North’s businesses ‘extremely frustrated’ by Brexit vote delay
May had received strong support from NI business community for her Brexit deal
Students from anti-Brexit protest group outside Stormont in Belfast. Photograph: Clodagh Kilcoyne/Reuters
Theresa May had received strong support from the North’s business community for her Brexit deal but many were clearly disheartened and concerned by her decision on Monday to defer the vote because of what she said were “clear concerns” among British MPs about the backstop agreement.
Ann McGregor, chief executive of Northern Ireland Chamber of Commerce and Industry, said the decision to delay the vote was “yet another delay” for businesses who were dealing with “real-world” issues, particularly currency challenges.
“Businesses are clear that time is rapidly running out. With just over 100 days to go until March 29th, many are already enacting contingency plans in the absence of clarity from Westminster.
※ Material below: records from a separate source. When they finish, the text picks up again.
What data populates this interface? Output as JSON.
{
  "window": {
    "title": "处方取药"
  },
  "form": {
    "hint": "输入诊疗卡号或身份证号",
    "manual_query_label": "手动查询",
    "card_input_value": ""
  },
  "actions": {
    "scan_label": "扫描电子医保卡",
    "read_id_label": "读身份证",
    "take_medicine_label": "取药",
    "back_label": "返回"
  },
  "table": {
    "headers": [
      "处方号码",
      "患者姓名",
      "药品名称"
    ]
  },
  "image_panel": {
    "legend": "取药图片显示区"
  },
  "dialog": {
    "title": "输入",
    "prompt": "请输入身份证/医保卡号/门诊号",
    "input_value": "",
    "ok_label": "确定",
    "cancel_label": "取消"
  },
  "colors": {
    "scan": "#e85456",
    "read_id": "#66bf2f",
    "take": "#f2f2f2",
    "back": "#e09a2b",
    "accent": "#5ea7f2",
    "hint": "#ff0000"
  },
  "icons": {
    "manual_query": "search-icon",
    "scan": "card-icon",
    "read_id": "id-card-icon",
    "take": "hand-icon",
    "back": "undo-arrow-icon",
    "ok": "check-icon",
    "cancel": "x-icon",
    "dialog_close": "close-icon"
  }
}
“Earlier this year 37 per cent of NI Chamber members told us that they are already scaling down/freezing growth plans because of Brexit. Even basic business planning for next year has become difficult, if not impossible, for many firms and their investors.”
Mrs May’s decision to park the vote so late in the day has, according to Aodhán Connolly, director of the Northern Ireland Retail Consortium, only added to the heightened concerns shared by many businesses.
“It is imperative to retailers in Northern Ireland that they get clarity about their future trading relationship with our neighbours. A no-deal outcome would result in higher costs, harming consumers in Northern Ireland who already suffer from having half the discretionary spending power of those in the rest of the UK.
“Parliament must urgently find a workable proposal to avoid a cliff-edge no-deal scenario. The Brexit clock is ticking loudly,” he warned.
One of the North’s largest business bodies, Manufacturing NI, said it was already dealing with calls from worried and angry members about what the delay to the vote might mean for them.
“The country is clearly divided, parliament even more so. Yet apart from the withdrawal agreement, nothing else is real. If a better deal is available, it has yet to be articulated never mind negotiated, and we have no idea if it is practical and workable for businesses who have to pay wages this Friday and every beyond March 29th, 2019.
“We need a deal and we need it now so we can avoid a disastrous no-deal outcome,” the industry body warned.
From Newry to Poland
Meanwhile, as the crisis unfolded at Westminster, Newry-headquartered group MJM confirmed its plans on Monday to “establish a presence” in Poland.
The MJM group, which is a major marine outfitter and one of the North’s leading export firms, intends to expand its operations to Pruszcz Gdanski.
MJM said its new location would support key activities and projects at the company’s headquarters in Northern Ireland.
Gary Annett, MJM Group chief executive, said the Newry group has had a “long and proud association with Poland”.
“Many of our employees in Northern Ireland are originally from Poland, and we have very strong Polish supply chain.
“Opening a branch in Poland is part of our global expansion plans and a reflection of our commitment to attracting a talented pool of people and a robust supply chain from Poland and other EU countries.
“As the UK continues to navigate its way through the Brexit negotiations, it is prudent for MJM Group to expand our global reach to ensure we have the resources to continue to grow as a leader in the global marine outfitting market,” he said.
The mayor of Pruszcz Gdanski, Janusz Wróbel, has welcomed the Northern Ireland company’s decision to establish a base in Poland.
“We are pleased that MJM Group, a company which has been linked to the Pomeranian region for more than 10 years through its support of our local supply chain, has now decided to establish a permanent office in our city. We wish MJM Group every success here in Poland and in their global operations,” the mayor said.